Directions =>
Each record below must be returned exactly, with no line left out.

Available records =>
= = = =

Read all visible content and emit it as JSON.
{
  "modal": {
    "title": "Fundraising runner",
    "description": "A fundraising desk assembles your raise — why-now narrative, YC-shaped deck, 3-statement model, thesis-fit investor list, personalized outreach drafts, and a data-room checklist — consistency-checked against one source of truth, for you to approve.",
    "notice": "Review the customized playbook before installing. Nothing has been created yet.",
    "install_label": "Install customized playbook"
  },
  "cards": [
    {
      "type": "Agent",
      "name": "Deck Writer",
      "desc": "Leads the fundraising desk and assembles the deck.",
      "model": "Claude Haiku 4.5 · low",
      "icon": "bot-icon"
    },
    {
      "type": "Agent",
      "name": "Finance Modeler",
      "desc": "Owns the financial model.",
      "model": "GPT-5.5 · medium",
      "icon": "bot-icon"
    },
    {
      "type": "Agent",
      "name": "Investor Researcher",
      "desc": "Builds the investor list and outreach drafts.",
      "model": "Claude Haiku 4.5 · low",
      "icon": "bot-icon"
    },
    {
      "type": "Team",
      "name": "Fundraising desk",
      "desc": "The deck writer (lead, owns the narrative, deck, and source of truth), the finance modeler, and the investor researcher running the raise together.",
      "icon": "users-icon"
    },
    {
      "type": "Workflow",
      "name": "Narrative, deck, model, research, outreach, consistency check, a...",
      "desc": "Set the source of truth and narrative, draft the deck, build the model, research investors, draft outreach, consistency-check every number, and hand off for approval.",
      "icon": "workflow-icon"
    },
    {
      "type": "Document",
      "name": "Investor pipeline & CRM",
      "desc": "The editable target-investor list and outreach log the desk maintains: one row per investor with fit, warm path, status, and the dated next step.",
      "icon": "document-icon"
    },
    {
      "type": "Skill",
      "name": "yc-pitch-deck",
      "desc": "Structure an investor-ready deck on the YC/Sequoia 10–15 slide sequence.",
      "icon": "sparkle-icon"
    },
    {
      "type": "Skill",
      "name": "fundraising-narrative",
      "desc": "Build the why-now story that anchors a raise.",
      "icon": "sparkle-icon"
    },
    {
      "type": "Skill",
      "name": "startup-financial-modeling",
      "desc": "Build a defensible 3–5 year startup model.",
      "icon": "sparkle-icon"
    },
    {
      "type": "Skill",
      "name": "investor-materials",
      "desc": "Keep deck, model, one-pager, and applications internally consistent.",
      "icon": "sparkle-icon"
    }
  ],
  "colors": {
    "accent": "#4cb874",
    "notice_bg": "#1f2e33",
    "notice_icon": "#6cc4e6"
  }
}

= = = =

Result for this task =>
Read all visible content and emit it as JSON.
{
  "modal": {
    "title": "Fundraising runner",
    "description": "A fundraising desk assembles your raise — why-now narrative, YC-shaped deck, 3-statement model, thesis-fit investor list, personalized outreach drafts, and a data-room checklist — consistency-checked against one source of truth, for you to approve.",
    "notice": "Review the customized playbook before installing. Nothing has been created yet.",
    "install_label": "Install customized playbook"
  },
  "cards": [
    {
      "type": "Agent",
      "name": "Deck Writer",
      "desc": "Leads the fundraising desk and assembles the deck.",
      "model": "Claude Haiku 4.5 · low",
      "icon": "bot-icon"
    },
    {
      "type": "Agent",
      "name": "Finance Modeler",
      "desc": "Owns the financial model.",
      "model": "GPT-5.5 · medium",
      "icon": "bot-icon"
    },
    {
      "type": "Agent",
      "name": "Investor Researcher",
      "desc": "Builds the investor list and outreach drafts.",
      "model": "Claude Haiku 4.5 · low",
      "icon": "bot-icon"
    },
    {
      "type": "Team",
      "name": "Fundraising desk",
      "desc": "The deck writer (lead, owns the narrative, deck, and source of truth), the finance modeler, and the investor researcher running the raise together.",
      "icon": "users-icon"
    },
    {
      "type": "Workflow",
      "name": "Narrative, deck, model, research, outreach, consistency check, a...",
      "desc": "Set the source of truth and narrative, draft the deck, build the model, research investors, draft outreach, consistency-check every number, and hand off for approval.",
      "icon": "workflow-icon"
    },
    {
      "type": "Document",
      "name": "Investor pipeline & CRM",
      "desc": "The editable target-investor list and outreach log the desk maintains: one row per investor with fit, warm path, status, and the dated next step.",
      "icon": "document-icon"
    },
    {
      "type": "Skill",
      "name": "yc-pitch-deck",
      "desc": "Structure an investor-ready deck on the YC/Sequoia 10–15 slide sequence.",
      "icon": "sparkle-icon"
    },
    {
      "type": "Skill",
      "name": "fundraising-narrative",
      "desc": "Build the why-now story that anchors a raise.",
      "icon": "sparkle-icon"
    },
    {
      "type": "Skill",
      "name": "startup-financial-modeling",
      "desc": "Build a defensible 3–5 year startup model.",
      "icon": "sparkle-icon"
    },
    {
      "type": "Skill",
      "name": "investor-materials",
      "desc": "Keep deck, model, one-pager, and applications internally consistent.",
      "icon": "sparkle-icon"
    }
  ],
  "colors": {
    "accent": "#4cb874",
    "notice_bg": "#1f2e33",
    "notice_icon": "#6cc4e6"
  }
}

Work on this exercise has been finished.